A lottery is a scheme for the distribution of prizes by chance. It is usually sponsored by a state or organization, and the proceeds from ticket sales are often used for public projects. Lottery games are generally considered to be a form of gambling and have been criticized for their negative effects on society.
The word lottery dates back to the 15th century and was first applied to a lottery that had been organized in the city of Flanders. These were used by towns to raise money for military defenses or to help the poor.
In the United States, lotteries are run by most states and the District of Columbia. They are popular and can have large jackpots. However, they can also be a source of financial loss and addiction.
Lotteries have been around since the Roman Empire. The earliest known lottery was organized by Roman Emperor Augustus to raise funds for repairs in the city of Rome. The winner received a prize in the form of a piece of gold or silver.

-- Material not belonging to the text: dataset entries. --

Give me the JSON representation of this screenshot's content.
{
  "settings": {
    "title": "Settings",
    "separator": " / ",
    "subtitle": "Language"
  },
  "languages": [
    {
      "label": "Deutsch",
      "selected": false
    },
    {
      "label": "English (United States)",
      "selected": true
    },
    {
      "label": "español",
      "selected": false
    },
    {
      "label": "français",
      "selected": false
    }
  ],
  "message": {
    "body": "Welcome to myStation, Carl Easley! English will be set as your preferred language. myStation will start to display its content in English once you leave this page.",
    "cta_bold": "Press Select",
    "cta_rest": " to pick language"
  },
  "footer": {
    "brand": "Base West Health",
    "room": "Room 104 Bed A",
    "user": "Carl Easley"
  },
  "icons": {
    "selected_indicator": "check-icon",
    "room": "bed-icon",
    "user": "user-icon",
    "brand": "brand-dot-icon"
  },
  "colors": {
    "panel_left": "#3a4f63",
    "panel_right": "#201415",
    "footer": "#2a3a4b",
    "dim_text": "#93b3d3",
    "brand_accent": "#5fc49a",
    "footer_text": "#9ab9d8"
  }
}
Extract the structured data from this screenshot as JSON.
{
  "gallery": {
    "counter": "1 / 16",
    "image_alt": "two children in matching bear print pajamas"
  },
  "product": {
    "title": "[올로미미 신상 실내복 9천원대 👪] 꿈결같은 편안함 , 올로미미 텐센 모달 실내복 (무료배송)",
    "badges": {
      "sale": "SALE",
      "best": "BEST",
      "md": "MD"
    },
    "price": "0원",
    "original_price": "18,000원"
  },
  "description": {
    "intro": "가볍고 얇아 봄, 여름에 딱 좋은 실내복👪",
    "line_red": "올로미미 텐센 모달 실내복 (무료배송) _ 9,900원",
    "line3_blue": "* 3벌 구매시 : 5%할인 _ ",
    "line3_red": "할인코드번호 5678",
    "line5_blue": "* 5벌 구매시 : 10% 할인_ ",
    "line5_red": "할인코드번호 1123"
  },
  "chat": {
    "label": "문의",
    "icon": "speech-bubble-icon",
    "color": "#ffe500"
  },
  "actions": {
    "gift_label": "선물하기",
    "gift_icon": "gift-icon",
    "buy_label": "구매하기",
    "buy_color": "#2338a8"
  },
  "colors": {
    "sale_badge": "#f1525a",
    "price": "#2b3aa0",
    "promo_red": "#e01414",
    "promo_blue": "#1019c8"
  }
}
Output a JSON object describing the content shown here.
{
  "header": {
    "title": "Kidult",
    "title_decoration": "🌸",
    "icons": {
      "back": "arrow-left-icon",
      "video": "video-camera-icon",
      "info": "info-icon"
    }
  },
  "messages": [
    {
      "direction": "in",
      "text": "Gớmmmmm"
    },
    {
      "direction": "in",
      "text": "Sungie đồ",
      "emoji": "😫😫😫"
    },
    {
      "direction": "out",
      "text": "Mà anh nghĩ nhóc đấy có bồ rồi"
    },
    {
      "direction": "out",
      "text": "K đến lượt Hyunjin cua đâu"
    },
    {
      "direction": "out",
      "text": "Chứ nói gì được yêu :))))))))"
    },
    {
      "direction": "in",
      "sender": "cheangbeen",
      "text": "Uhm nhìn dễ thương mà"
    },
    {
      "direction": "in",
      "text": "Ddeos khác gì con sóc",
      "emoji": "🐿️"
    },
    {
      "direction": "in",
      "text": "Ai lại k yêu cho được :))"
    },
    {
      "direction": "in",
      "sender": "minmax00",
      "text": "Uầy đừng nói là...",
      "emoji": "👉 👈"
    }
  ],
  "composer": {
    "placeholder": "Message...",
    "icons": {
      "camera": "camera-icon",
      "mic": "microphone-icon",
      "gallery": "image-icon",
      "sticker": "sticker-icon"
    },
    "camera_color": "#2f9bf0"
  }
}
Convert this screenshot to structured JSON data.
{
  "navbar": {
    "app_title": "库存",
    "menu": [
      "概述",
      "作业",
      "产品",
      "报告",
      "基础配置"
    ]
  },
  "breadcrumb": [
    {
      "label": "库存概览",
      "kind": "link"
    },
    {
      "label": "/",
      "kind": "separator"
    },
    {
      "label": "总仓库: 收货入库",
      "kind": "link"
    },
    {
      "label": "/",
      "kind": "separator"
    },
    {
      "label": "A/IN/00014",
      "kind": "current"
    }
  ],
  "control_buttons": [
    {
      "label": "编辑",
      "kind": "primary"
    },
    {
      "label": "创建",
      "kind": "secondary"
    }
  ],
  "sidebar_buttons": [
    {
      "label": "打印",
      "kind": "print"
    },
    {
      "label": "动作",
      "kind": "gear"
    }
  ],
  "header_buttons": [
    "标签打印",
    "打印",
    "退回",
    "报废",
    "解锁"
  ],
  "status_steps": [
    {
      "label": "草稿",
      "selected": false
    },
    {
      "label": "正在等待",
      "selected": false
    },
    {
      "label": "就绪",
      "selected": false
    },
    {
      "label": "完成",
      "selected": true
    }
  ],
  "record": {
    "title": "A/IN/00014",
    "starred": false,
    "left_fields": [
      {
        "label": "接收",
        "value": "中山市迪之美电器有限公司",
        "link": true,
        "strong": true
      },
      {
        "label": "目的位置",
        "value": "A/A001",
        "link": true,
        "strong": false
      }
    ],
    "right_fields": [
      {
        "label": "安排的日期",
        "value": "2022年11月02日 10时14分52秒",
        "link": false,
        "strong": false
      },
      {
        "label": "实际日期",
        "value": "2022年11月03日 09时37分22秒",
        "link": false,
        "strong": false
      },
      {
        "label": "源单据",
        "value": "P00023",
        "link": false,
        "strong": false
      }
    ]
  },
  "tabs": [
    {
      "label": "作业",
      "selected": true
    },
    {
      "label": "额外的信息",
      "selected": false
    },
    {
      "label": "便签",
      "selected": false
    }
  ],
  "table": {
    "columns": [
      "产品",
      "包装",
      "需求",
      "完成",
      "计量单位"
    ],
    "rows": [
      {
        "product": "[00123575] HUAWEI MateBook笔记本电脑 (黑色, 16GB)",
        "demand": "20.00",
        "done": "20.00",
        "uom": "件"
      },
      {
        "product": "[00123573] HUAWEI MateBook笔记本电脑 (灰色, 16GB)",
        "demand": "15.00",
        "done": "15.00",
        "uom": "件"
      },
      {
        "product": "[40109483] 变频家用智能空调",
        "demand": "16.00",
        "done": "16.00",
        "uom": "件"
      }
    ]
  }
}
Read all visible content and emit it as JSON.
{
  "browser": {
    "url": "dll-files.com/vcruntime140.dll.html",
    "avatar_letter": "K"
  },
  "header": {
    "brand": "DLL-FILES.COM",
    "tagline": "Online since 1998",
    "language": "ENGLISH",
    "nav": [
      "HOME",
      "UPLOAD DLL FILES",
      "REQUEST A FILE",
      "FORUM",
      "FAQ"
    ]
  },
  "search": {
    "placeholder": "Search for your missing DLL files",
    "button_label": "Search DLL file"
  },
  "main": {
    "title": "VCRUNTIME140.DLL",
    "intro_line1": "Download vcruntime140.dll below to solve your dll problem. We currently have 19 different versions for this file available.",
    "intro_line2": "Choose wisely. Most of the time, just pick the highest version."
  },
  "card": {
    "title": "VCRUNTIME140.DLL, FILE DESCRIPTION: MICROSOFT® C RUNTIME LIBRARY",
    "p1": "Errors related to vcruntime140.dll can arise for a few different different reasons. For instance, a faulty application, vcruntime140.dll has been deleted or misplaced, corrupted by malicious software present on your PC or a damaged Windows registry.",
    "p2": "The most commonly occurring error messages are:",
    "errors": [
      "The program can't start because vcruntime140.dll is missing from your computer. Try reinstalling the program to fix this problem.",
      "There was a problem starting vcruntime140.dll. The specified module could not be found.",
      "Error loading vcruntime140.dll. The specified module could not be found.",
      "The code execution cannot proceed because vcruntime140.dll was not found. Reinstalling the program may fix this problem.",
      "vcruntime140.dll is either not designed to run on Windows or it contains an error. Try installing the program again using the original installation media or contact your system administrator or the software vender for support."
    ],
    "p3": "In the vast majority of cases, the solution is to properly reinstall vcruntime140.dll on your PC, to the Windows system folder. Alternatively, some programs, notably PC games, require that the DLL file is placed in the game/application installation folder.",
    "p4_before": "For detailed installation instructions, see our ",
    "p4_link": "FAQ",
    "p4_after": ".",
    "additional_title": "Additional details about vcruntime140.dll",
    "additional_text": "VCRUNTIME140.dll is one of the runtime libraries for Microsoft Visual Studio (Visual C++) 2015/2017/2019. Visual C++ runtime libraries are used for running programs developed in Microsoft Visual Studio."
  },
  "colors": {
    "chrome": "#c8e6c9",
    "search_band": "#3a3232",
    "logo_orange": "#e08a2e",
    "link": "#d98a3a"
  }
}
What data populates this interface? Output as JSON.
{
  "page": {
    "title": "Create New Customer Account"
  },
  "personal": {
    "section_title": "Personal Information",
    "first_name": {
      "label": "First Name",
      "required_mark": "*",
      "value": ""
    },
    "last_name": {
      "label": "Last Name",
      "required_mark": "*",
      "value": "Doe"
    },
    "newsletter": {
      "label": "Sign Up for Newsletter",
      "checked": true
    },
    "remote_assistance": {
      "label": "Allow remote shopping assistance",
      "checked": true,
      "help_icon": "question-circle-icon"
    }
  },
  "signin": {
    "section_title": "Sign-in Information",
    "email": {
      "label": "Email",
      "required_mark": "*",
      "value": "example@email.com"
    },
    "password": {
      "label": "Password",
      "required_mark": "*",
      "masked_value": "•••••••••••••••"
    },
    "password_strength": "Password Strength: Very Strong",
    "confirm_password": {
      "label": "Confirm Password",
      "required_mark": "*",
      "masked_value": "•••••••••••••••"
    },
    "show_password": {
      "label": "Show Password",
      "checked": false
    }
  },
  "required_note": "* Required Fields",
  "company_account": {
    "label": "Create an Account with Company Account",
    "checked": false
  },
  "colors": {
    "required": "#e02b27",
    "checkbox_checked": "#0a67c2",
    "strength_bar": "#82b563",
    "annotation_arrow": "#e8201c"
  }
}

Modern lottery systems are based on computer technology and record each bettor’s selected number(s). These numbers are then spit out or randomly chosen by machines. In some cases, a group of winners can win a lump sum or annuity.
The odds of winning a lottery are very small and depend on many factors, including how many people buy tickets, the frequency of the draws and the value of the jackpot. For example, the odds of winning a jackpot in the Powerball lottery are about one in 20,000,000.
During the second half of the 20th century, the use of preprinted numbers on lottery tickets slipped away from popularity. During this period, the main forms of lottery were lotto (also called “lotto,” meaning “lottery”) and bingo, both of which use randomly generated numbers.
Most state-sponsored lotteries in the United States are multistate games that have a single jackpot that rolls over until someone wins it. These jackpots can be as large as several million dollars.
There are also small-scale, local games that can be won with a few dollars or less. These games are sometimes referred to as scratch-offs, daily games or instant-win games.
In most lottery games, a draw is held once a day to pick a set of numbers. If a set of numbers on a ticket matches the winning numbers, the person who bought the ticket gets to keep some of the prize money and the rest goes to the lottery system.
The drawing is always done in front of the public and the results are shown on a television screen or broadcast on radio. Unlike scratch-off games, winning numbers are always visible to the audience and the drawings are conducted in a way that is completely transparent.
The odds of winning a lottery are very low and only involve luck. They are not difficult to play and do not require any skill. If you’re lucky enough to win, it’s a great way to make some extra money and have fun.